Amsterdam: David (de Castro) Tartas (1680)

Est: $1,000 - $1,500

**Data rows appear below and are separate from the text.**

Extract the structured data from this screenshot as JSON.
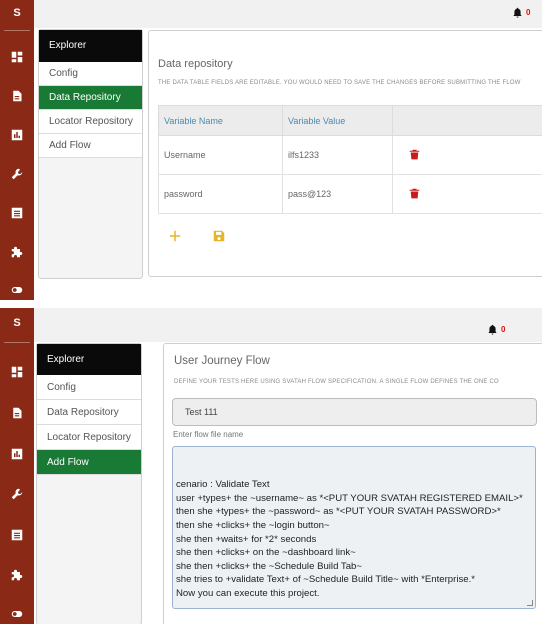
{
  "colors": {
    "rail": "#8a2a16",
    "active": "#197a35",
    "menu_head": "#0a0a0a",
    "header_blue": "#4a8ab3",
    "delete_red": "#c81b1b",
    "action_yellow": "#e5b52a",
    "badge_red": "#d11111"
  },
  "app": {
    "logo": "S",
    "notification_count": "0"
  },
  "rail_icons": [
    "dashboard-icon",
    "document-icon",
    "bar-chart-icon",
    "wrench-icon",
    "list-icon",
    "puzzle-icon",
    "toggle-icon"
  ],
  "top": {
    "menu": {
      "header": "Explorer",
      "items": [
        "Config",
        "Data Repository",
        "Locator Repository",
        "Add Flow"
      ],
      "active": "Data Repository"
    },
    "panel": {
      "title": "Data repository",
      "subtitle": "THE DATA TABLE FIELDS ARE EDITABLE. YOU WOULD NEED TO SAVE THE CHANGES BEFORE SUBMITTING THE FLOW",
      "columns": [
        "Variable Name",
        "Variable Value"
      ],
      "rows": [
        {
          "name": "Username",
          "value": "ilfs1233"
        },
        {
          "name": "password",
          "value": "pass@123"
        }
      ]
    }
  },
  "bottom": {
    "menu": {
      "header": "Explorer",
      "items": [
        "Config",
        "Data Repository",
        "Locator Repository",
        "Add Flow"
      ],
      "active": "Add Flow"
    },
    "panel": {
      "title": "User Journey Flow",
      "subtitle": "DEFINE YOUR TESTS HERE USING SVATAH FLOW SPECIFICATION. A SINGLE FLOW DEFINES THE ONE CO",
      "flow_name": "Test 111",
      "flow_name_label": "Enter flow file name",
      "flow_lines": [
        "cenario : Validate Text",
        "user +types+ the ~username~ as *<PUT YOUR SVATAH REGISTERED EMAIL>*",
        "then she +types+ the ~password~ as *<PUT YOUR SVATAH PASSWORD>*",
        "then she +clicks+ the ~login button~",
        "she then +waits+ for *2* seconds",
        "she then +clicks+ on the ~dashboard link~",
        "she then +clicks+ the ~Schedule Build Tab~",
        "she tries to +validate Text+ of ~Schedule Build Title~ with *Enterprise.*",
        "Now you can execute this project."
      ]
    }
  }
}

A rare 4-page poem in honor of the dedication of a new Torah Scroll. The first letter of each verse provides the name of the author: David ben M[oreinu] Leib ZaTZa”L, the Chief Rabbi of Amsterdam’s Aschkenazi Congregation. The printer Tartas records the name of his brother Isaac Tartas, who was burned at the stake during an Auto-da-fé. Isaac Tartas emigrated to Recife in Dutch Brazil in 1641. In 1644, he relocated to Bahia, which was under Portuguese jurisdiction. There, he was seized as a Judaizer and sent to Lisbon to be tried by the Inquisition. After a lengthy trial, in which Isaac steadfastly refused to abjure his Jewish faith, he was executed. This resulted in diplomatic exchanges between the Dutch and Portuguese Governments on behalf of other Jewish captives in Brazil who originated from regions under Dutch sovereignty. See A. Wiznitzer, Isaac de Castro A Brazilian Jewish Martyr in: The Jewish Experience in America (1971) Vol. II pp.205-17. The last page of the poem records the name of the compositor: Jacob Haim ben Moses Raphael de Cordova of Brazil. A year later in 1681- and known simply as Jacob de Cordovera - he printed Rabbi Isaac Aboab da Fonseca’s Parafrasis Commentada sobre el Pentateucho (see Lot 5). See R. Weinstein, “Stones of Memory” in: American Jewish Archives Vol. XLIV (1992), pp. 106-7 Rabbi Jacob Emden presupposed that Lida had been a secret adherent of Shabtai Tzvi, the Pseudo-Messiah of Izmir. How else to account for Lida’s anomalous remark at the conclusion of the Shir, “Tishbi yig’alenu” (Tishbi will redeem us)? Normally, it is the Messiah son of David who is portrayed as the final Redeemer, not Elijah the Tishbite. According to Emden, “Tishbi” is none other than “Shabtai” by the process of metathesis. See B. Naor, Post-Sabbatian Sabbatianism (1999), pp.38-9